■ **Exercise materials**:
○ ○ ○ ○ ○
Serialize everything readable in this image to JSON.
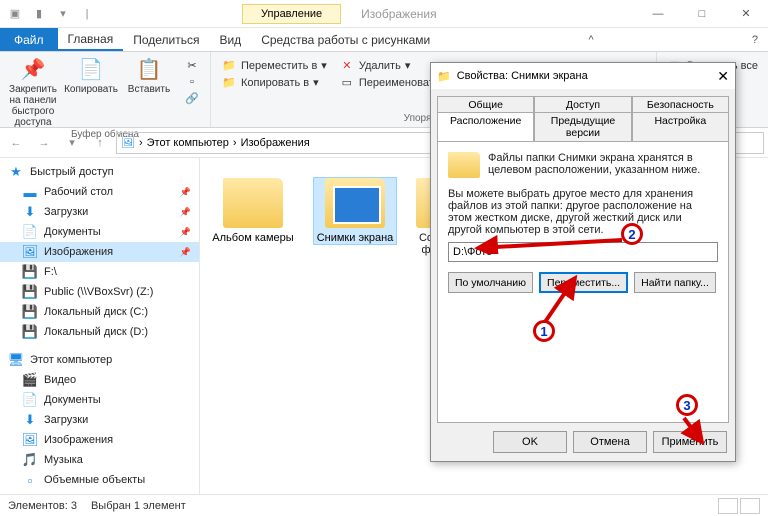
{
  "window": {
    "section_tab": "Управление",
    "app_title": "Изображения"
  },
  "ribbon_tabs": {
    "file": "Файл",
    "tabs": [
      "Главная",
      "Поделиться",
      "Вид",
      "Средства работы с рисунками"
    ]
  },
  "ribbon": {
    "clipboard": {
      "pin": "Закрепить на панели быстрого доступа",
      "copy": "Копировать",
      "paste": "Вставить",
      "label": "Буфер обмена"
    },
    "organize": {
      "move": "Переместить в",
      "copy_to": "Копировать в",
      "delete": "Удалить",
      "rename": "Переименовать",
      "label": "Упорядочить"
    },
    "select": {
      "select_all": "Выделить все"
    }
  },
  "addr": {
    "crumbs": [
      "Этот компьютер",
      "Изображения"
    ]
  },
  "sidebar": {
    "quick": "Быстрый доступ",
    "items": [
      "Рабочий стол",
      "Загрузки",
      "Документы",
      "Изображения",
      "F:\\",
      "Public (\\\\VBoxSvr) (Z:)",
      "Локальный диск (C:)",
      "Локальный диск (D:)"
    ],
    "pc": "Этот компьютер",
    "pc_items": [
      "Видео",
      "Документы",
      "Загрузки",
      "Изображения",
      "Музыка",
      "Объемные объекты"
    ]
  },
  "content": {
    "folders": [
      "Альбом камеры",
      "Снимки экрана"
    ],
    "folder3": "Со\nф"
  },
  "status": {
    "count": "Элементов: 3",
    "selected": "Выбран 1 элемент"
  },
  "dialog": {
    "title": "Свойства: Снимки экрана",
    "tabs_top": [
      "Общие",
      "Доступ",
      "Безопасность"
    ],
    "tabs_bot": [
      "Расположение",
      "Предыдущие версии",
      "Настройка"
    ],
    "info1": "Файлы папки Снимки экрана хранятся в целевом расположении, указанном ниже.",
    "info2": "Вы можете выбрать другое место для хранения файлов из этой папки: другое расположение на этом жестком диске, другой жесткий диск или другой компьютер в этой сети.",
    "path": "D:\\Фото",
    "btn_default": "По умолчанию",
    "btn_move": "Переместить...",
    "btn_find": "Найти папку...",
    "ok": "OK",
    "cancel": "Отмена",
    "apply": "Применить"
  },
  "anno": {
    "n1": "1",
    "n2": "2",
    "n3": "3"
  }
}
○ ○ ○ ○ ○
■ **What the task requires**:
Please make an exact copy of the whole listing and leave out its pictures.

■ **Answer to the problem**:
Serialize everything readable in this image to JSON.
{
  "window": {
    "section_tab": "Управление",
    "app_title": "Изображения"
  },
  "ribbon_tabs": {
    "file": "Файл",
    "tabs": [
      "Главная",
      "Поделиться",
      "Вид",
      "Средства работы с рисунками"
    ]
  },
  "ribbon": {
    "clipboard": {
      "pin": "Закрепить на панели быстрого доступа",
      "copy": "Копировать",
      "paste": "Вставить",
      "label": "Буфер обмена"
    },
    "organize": {
      "move": "Переместить в",
      "copy_to": "Копировать в",
      "delete": "Удалить",
      "rename": "Переименовать",
      "label": "Упорядочить"
    },
    "select": {
      "select_all": "Выделить все"
    }
  },
  "addr": {
    "crumbs": [
      "Этот компьютер",
      "Изображения"
    ]
  },
  "sidebar": {
    "quick": "Быстрый доступ",
    "items": [
      "Рабочий стол",
      "Загрузки",
      "Документы",
      "Изображения",
      "F:\\",
      "Public (\\\\VBoxSvr) (Z:)",
      "Локальный диск (C:)",
      "Локальный диск (D:)"
    ],
    "pc": "Этот компьютер",
    "pc_items": [
      "Видео",
      "Документы",
      "Загрузки",
      "Изображения",
      "Музыка",
      "Объемные объекты"
    ]
  },
  "content": {
    "folders": [
      "Альбом камеры",
      "Снимки экрана"
    ],
    "folder3": "Со\nф"
  },
  "status": {
    "count": "Элементов: 3",
    "selected": "Выбран 1 элемент"
  },
  "dialog": {
    "title": "Свойства: Снимки экрана",
    "tabs_top": [
      "Общие",
      "Доступ",
      "Безопасность"
    ],
    "tabs_bot": [
      "Расположение",
      "Предыдущие версии",
      "Настройка"
    ],
    "info1": "Файлы папки Снимки экрана хранятся в целевом расположении, указанном ниже.",
    "info2": "Вы можете выбрать другое место для хранения файлов из этой папки: другое расположение на этом жестком диске, другой жесткий диск или другой компьютер в этой сети.",
    "path": "D:\\Фото",
    "btn_default": "По умолчанию",
    "btn_move": "Переместить...",
    "btn_find": "Найти папку...",
    "ok": "OK",
    "cancel": "Отмена",
    "apply": "Применить"
  },
  "anno": {
    "n1": "1",
    "n2": "2",
    "n3": "3"
  }
}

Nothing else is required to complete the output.